Born to Limits 1
Written by Gray Cook Thursday, June 10, 2010 FMS Pod Casts
Below is a summary of the Pod Cast, Click on the link below to hear the entire Pod Cast.
- Based on Christopher McDoogle’s book “Born to Run”
- Explains how sports medicine is so focused on running injuries, without ever going back to what authentic running really is-- meaning, almost barefoot.
- The invention of the modern running shoe allows for a heel strike and longer stride-- sets up several medical problems because we are not running in an authentic fashion.
- The Self-Limiting fact of barefoot running-- you have to shorten the stride, land on the midfoot, and only run as fast as the structural integrity allows you (important to strength coaches).
- If someone has a “weak link,” it is common for them to demonstrated less strength when asked to use proper technique.
- Design rehabilitation techniques to be authentically self-limiting.
- Honor the activity-- do not pad the activity so that people can enjoy levels of accomplishment greater than they deserve.
- If you find that running barefoot hurts, shorten the stride. Your first barefoot run might be a “barefoot walk.”

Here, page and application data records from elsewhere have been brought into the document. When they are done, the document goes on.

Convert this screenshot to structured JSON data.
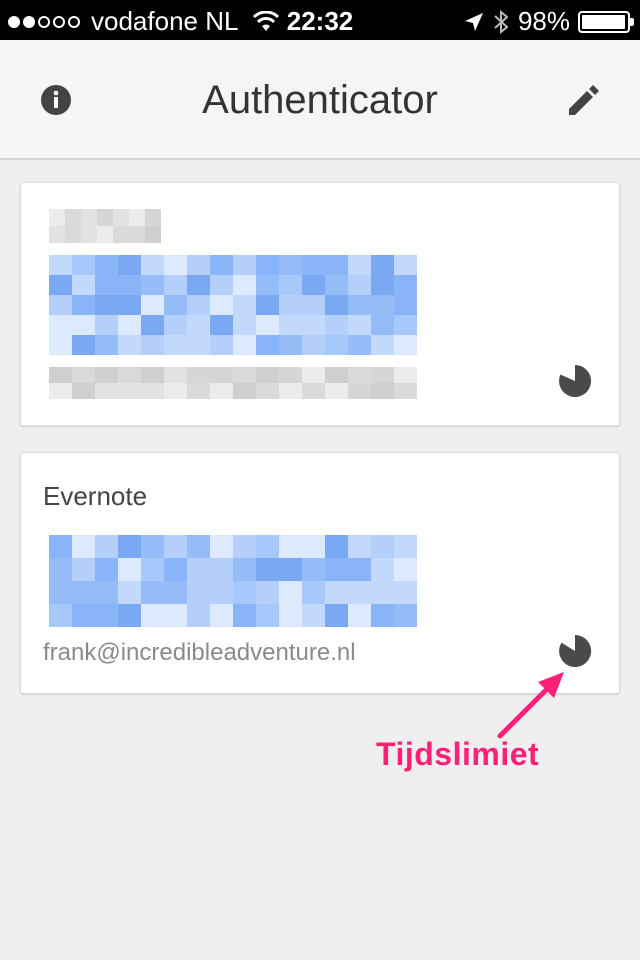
{
  "status_bar": {
    "carrier": "vodafone NL",
    "time": "22:32",
    "battery": "98%",
    "battery_level": 0.98,
    "signal_bars": 2
  },
  "header": {
    "title": "Authenticator",
    "info_icon": "info-icon",
    "edit_icon": "pencil-icon"
  },
  "accounts": [
    {
      "issuer": "",
      "code": "",
      "account": "",
      "timer_icon": "timer-pie-icon"
    },
    {
      "issuer": "Evernote",
      "code": "",
      "account": "frank@incredibleadventure.nl",
      "timer_icon": "timer-pie-icon"
    }
  ],
  "annotation": {
    "label": "Tijdslimiet",
    "color": "#ff1f77"
  },
  "colors": {
    "code_blue": "#8ab4f8",
    "timer": "#4a4a4a",
    "background": "#efefef"
  }
}
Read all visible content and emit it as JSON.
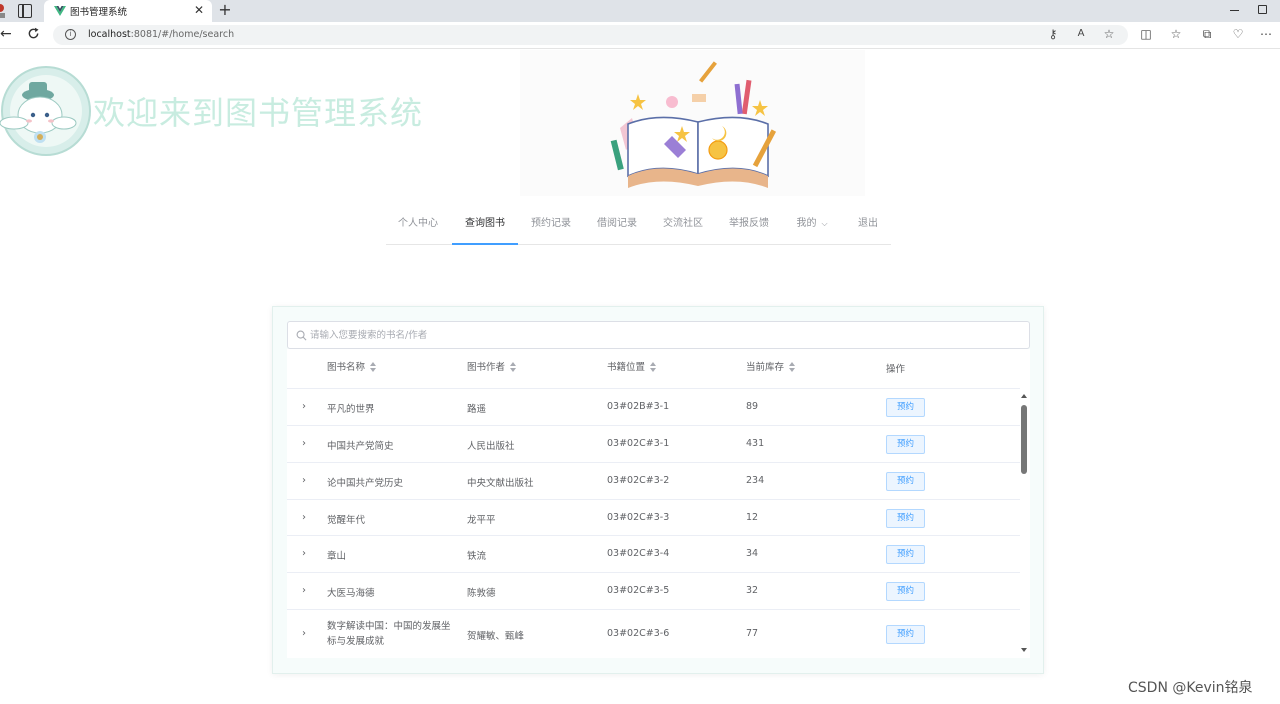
{
  "browser": {
    "tab_title": "图书管理系统",
    "url_host": "localhost",
    "url_rest": ":8081/#/home/search"
  },
  "header": {
    "welcome": "欢迎来到图书管理系统"
  },
  "menu": {
    "items": [
      "个人中心",
      "查询图书",
      "预约记录",
      "借阅记录",
      "交流社区",
      "举报反馈",
      "我的",
      "退出"
    ],
    "active": "查询图书"
  },
  "search": {
    "placeholder": "请输入您要搜索的书名/作者"
  },
  "table": {
    "columns": [
      "图书名称",
      "图书作者",
      "书籍位置",
      "当前库存",
      "操作"
    ],
    "rows": [
      {
        "name": "平凡的世界",
        "author": "路遥",
        "location": "03#02B#3-1",
        "stock": "89",
        "action": "预约"
      },
      {
        "name": "中国共产党简史",
        "author": "人民出版社",
        "location": "03#02C#3-1",
        "stock": "431",
        "action": "预约"
      },
      {
        "name": "论中国共产党历史",
        "author": "中央文献出版社",
        "location": "03#02C#3-2",
        "stock": "234",
        "action": "预约"
      },
      {
        "name": "觉醒年代",
        "author": "龙平平",
        "location": "03#02C#3-3",
        "stock": "12",
        "action": "预约"
      },
      {
        "name": "章山",
        "author": "铁流",
        "location": "03#02C#3-4",
        "stock": "34",
        "action": "预约"
      },
      {
        "name": "大医马海德",
        "author": "陈敦德",
        "location": "03#02C#3-5",
        "stock": "32",
        "action": "预约"
      },
      {
        "name": "数字解读中国：中国的发展坐标与发展成就",
        "author": "贺耀敏、甄峰",
        "location": "03#02C#3-6",
        "stock": "77",
        "action": "预约"
      }
    ]
  },
  "watermark": "CSDN @Kevin铭泉",
  "colors": {
    "accent": "#409eff",
    "welcome_text": "#c8ece0",
    "card_bg": "#f6fcfb"
  }
}
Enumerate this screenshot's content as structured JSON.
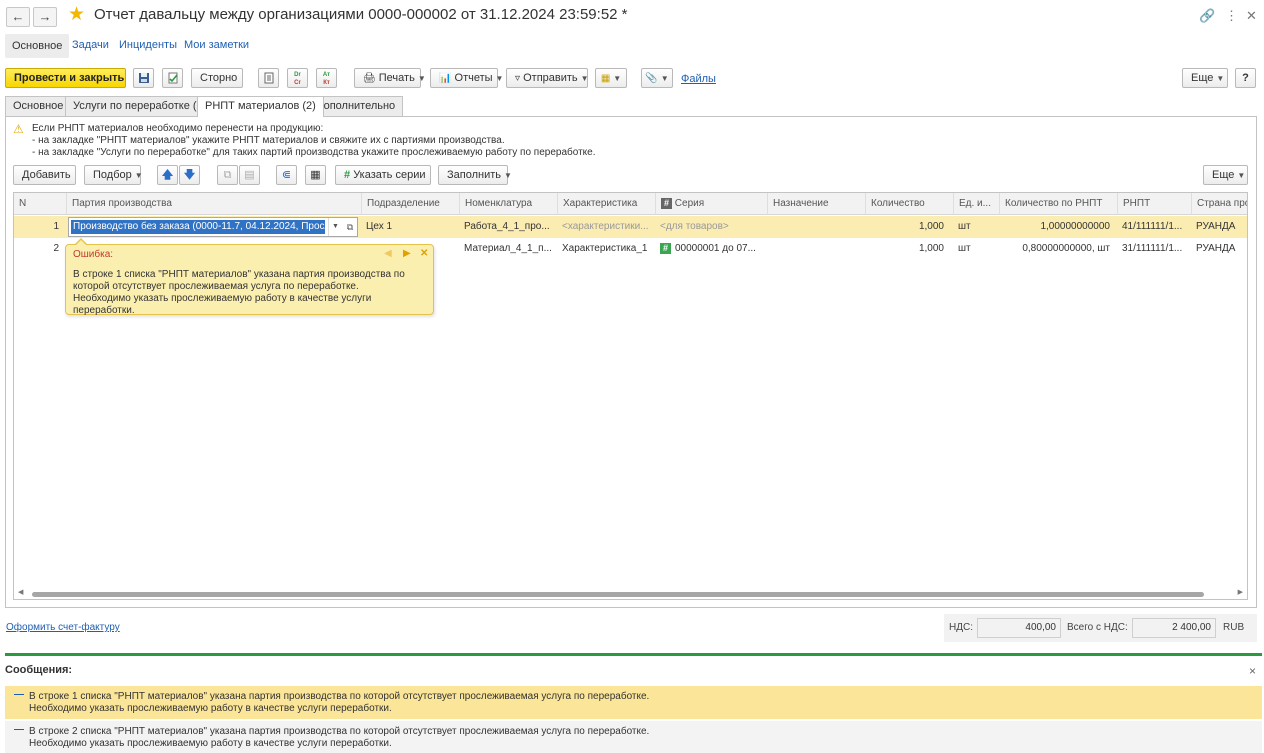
{
  "window": {
    "title": "Отчет давальцу между организациями 0000-000002 от 31.12.2024 23:59:52 *"
  },
  "sections": {
    "main": "Основное",
    "tasks": "Задачи",
    "incidents": "Инциденты",
    "notes": "Мои заметки"
  },
  "toolbar": {
    "post_close": "Провести и закрыть",
    "storno": "Сторно",
    "print": "Печать",
    "reports": "Отчеты",
    "send": "Отправить",
    "files": "Файлы",
    "more": "Еще",
    "help": "?",
    "dt_label": "Dr",
    "kt_label": "Cr",
    "at_label": "Ат",
    "kt2_label": "Кт"
  },
  "tabs": [
    {
      "label": "Основное"
    },
    {
      "label": "Услуги по переработке (2)"
    },
    {
      "label": "РНПТ материалов (2)"
    },
    {
      "label": "Дополнительно"
    }
  ],
  "notice": {
    "line1": "Если РНПТ материалов необходимо перенести на продукцию:",
    "line2": "- на закладке \"РНПТ материалов\" укажите РНПТ материалов и свяжите их с партиями производства.",
    "line3": "- на закладке \"Услуги по переработке\" для таких партий производства укажите прослеживаемую работу по переработке."
  },
  "table_toolbar": {
    "add": "Добавить",
    "pick": "Подбор",
    "series": "Указать серии",
    "fill": "Заполнить",
    "more": "Еще"
  },
  "table": {
    "columns": [
      "N",
      "Партия производства",
      "Подразделение",
      "Номенклатура",
      "Характеристика",
      "Серия",
      "Назначение",
      "Количество",
      "Ед. и...",
      "Количество по РНПТ",
      "РНПТ",
      "Страна про"
    ],
    "rows": [
      {
        "n": "1",
        "batch": "Производство без заказа (0000-11.7, 04.12.2024, Просле",
        "division": "Цех 1",
        "nomenclature": "Работа_4_1_про...",
        "characteristic": "<характеристики...",
        "series": "<для товаров>",
        "purpose": "",
        "qty": "1,000",
        "unit": "шт",
        "qty_rnpt": "1,00000000000",
        "rnpt": "41/111111/1...",
        "country": "РУАНДА"
      },
      {
        "n": "2",
        "batch": "",
        "division": "",
        "nomenclature": "Материал_4_1_п...",
        "characteristic": "Характеристика_1",
        "series": "00000001 до 07...",
        "purpose": "",
        "qty": "1,000",
        "unit": "шт",
        "qty_rnpt": "0,80000000000, шт",
        "rnpt": "31/111111/1...",
        "country": "РУАНДА"
      }
    ]
  },
  "error_popup": {
    "title": "Ошибка:",
    "line1": "В строке 1 списка \"РНПТ материалов\" указана партия производства по",
    "line2": "которой отсутствует прослеживаемая услуга по переработке.",
    "line3": "Необходимо указать прослеживаемую работу в качестве услуги переработки."
  },
  "footer": {
    "invoice_link": "Оформить счет-фактуру",
    "vat_label": "НДС:",
    "vat_value": "400,00",
    "total_label": "Всего с НДС:",
    "total_value": "2 400,00",
    "currency": "RUB"
  },
  "messages": {
    "title": "Сообщения:",
    "close": "×",
    "items": [
      {
        "line1": "В строке 1 списка \"РНПТ материалов\" указана партия производства по которой отсутствует прослеживаемая услуга по переработке.",
        "line2": "Необходимо указать прослеживаемую работу в качестве услуги переработки."
      },
      {
        "line1": "В строке 2 списка \"РНПТ материалов\" указана партия производства по которой отсутствует прослеживаемая услуга по переработке.",
        "line2": "Необходимо указать прослеживаемую работу в качестве услуги переработки."
      }
    ]
  },
  "colors": {
    "accent_yellow": "#f7d600",
    "link_blue": "#1f5fb0",
    "selected_row": "#fbecb2",
    "messages_green": "#2a9a3f",
    "error_bg": "#fbefb0"
  }
}
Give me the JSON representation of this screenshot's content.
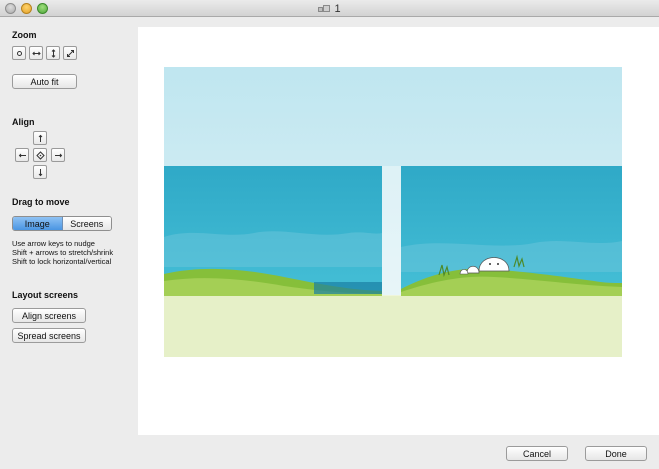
{
  "window": {
    "title": "1"
  },
  "sidebar": {
    "zoom": {
      "title": "Zoom",
      "buttons": [
        "zoom-actual-icon",
        "fit-width-icon",
        "fit-height-icon",
        "fit-diagonal-icon"
      ],
      "auto_fit_label": "Auto fit"
    },
    "align": {
      "title": "Align",
      "buttons": [
        "arrow-up-icon",
        "arrow-left-icon",
        "center-icon",
        "arrow-right-icon",
        "arrow-down-icon"
      ]
    },
    "drag": {
      "title": "Drag to move",
      "segments": [
        "Image",
        "Screens"
      ],
      "selected": "Image",
      "hints": [
        "Use arrow keys to nudge",
        "Shift + arrows to stretch/shrink",
        "Shift to lock horizontal/vertical"
      ]
    },
    "layout": {
      "title": "Layout screens",
      "align_label": "Align screens",
      "spread_label": "Spread screens"
    }
  },
  "footer": {
    "cancel_label": "Cancel",
    "done_label": "Done"
  },
  "colors": {
    "sky": "#b9e3ee",
    "sea": "#35b4cf",
    "grass": "#86bf3a",
    "ground": "#e6f0c8",
    "accent": "#4a95e2"
  }
}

- After barefoot running, you will probably become better than you had been without much coaching because the neurons and sensory representation in your feet will tell you how to handle the ground and how to stack your body on it-- it will train stability.
- Grip is a biomarker-- Example: wrist wraps allow you to train outside of your grip strength and by doing so, you are stacking weight on an area that is not structurally ready for it.
- Biomarker-- a physiology measurement that is representative of something greater than itself.
- Activities used to be self-limiting-- there was no such thing as wrist wraps, running shoes, fixed axis training devices, seated weightlifting machines.
- Single leg, single arm deadlift-- standing on your left leg with your right leg extended behind you, lifting a kettlebell or dumbbell off a platform or the ground will not only demonstrate your left-right symmetrical balance (should be within 10%) but it will also show that the exercise is about balancing the adduction-abduction, internal-external rotation forces to have some degree of balance, integrity, and control with applying your strength.
- Martial artists do not use 100% of one of their muscles-- they use 20% of all of their muscles to apply a forceful, strong punch-- it is a summation of their strength.